Turkey has reportedly dispatched a convoy of over 40 military vehicles and tanks to the southern regions along the Syrian frontier amid growing Ankara-Washington tensions over a US plan to create a “border force” at Turkey’s doorstep. Military sources, speaking on condition of anonymity, told Turkey’s state-run Anadolu Agency on Monday that two dozen armored vehicles had entered the Reyhanli district of Turkey’s Hatay Province with military jammer vehicles “for reinforcement reasons.”

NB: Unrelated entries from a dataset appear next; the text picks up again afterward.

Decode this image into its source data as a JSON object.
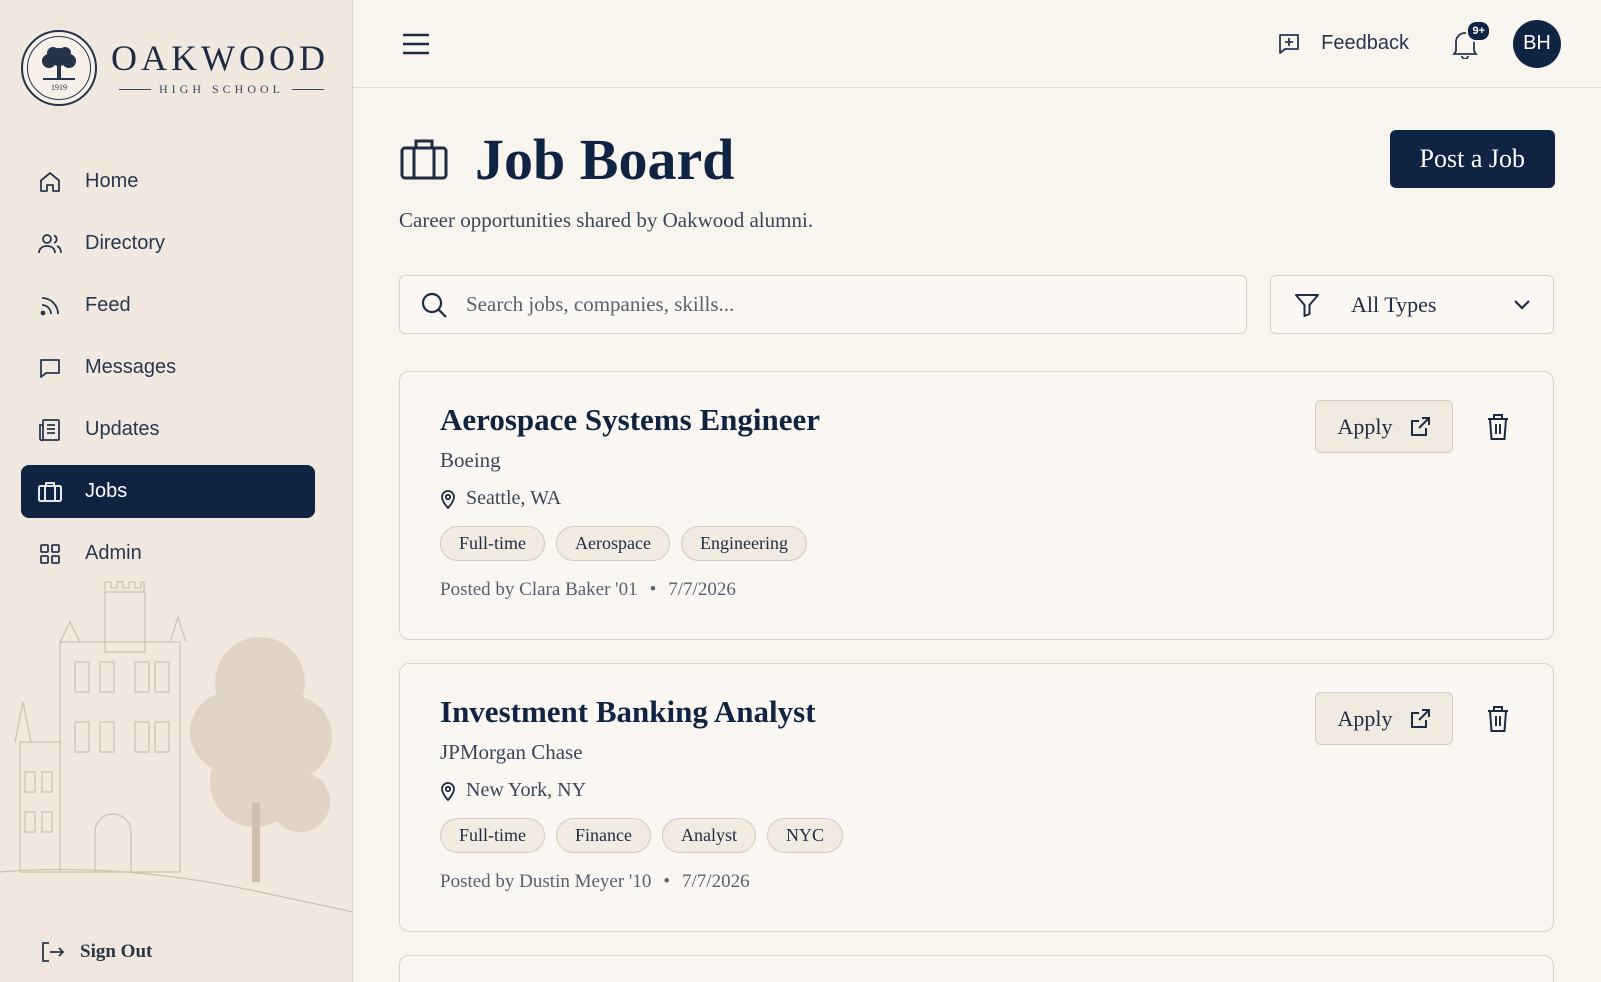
{
  "brand": {
    "name": "OAKWOOD",
    "subtitle": "HIGH SCHOOL",
    "seal_year": "1919"
  },
  "sidebar": {
    "items": [
      {
        "label": "Home",
        "icon": "home-icon",
        "active": false
      },
      {
        "label": "Directory",
        "icon": "users-icon",
        "active": false
      },
      {
        "label": "Feed",
        "icon": "rss-icon",
        "active": false
      },
      {
        "label": "Messages",
        "icon": "message-icon",
        "active": false
      },
      {
        "label": "Updates",
        "icon": "newspaper-icon",
        "active": false
      },
      {
        "label": "Jobs",
        "icon": "briefcase-icon",
        "active": true
      },
      {
        "label": "Admin",
        "icon": "grid-icon",
        "active": false
      }
    ],
    "sign_out": "Sign Out"
  },
  "topbar": {
    "feedback_label": "Feedback",
    "notification_badge": "9+",
    "avatar_initials": "BH"
  },
  "page": {
    "title": "Job Board",
    "subtitle": "Career opportunities shared by Oakwood alumni.",
    "post_button": "Post a Job"
  },
  "search": {
    "placeholder": "Search jobs, companies, skills...",
    "type_filter": "All Types"
  },
  "jobs": [
    {
      "title": "Aerospace Systems Engineer",
      "company": "Boeing",
      "location": "Seattle, WA",
      "tags": [
        "Full-time",
        "Aerospace",
        "Engineering"
      ],
      "posted_by": "Posted by Clara Baker '01",
      "date": "7/7/2026",
      "apply_label": "Apply"
    },
    {
      "title": "Investment Banking Analyst",
      "company": "JPMorgan Chase",
      "location": "New York, NY",
      "tags": [
        "Full-time",
        "Finance",
        "Analyst",
        "NYC"
      ],
      "posted_by": "Posted by Dustin Meyer '10",
      "date": "7/7/2026",
      "apply_label": "Apply"
    }
  ],
  "colors": {
    "navy": "#0f2342",
    "background": "#f8f4ee",
    "sidebar": "#f1e9e0"
  }
}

Another 20-vehicle military convoy, including tanks, had also arrived in the Viransehir district of Turkey’s Sanliurfa Province to provide assistance to the military units already deployed to the Syrian border, the sources added. The US infuriated its NATO partner Turkey on Sunday by announcing that Washington and a coalition of its allies purportedly fighting Daesh will work with US-backed militants of the so-called Syrian Democratic Forces (SDF) to set up a new 30,000-strong “border security” force. The force would operate along the Turkish border with Iraq and within Syria along the Euphrates River.
Washington also said it is supplying weapons and training to anti-Damascus militants of the Kurdish People’s Protection Units (YPG), the SDF’s main backbone. Turkey views the YPG as a terrorist group and the Syrian arm of the homegrown Kurdistan Workers’ Party (PKK), which has been fighting for independence over the past decades. The US had promised to take back the weapons from Kurdish militants once Daesh falls. Reacting to the US military’s announcement, Turkish President Recep Tayyip Erdogan said Washington is “building an army of terror” on the border with Syria,” and that “it is our responsibility to suffocate this effort before it is born.”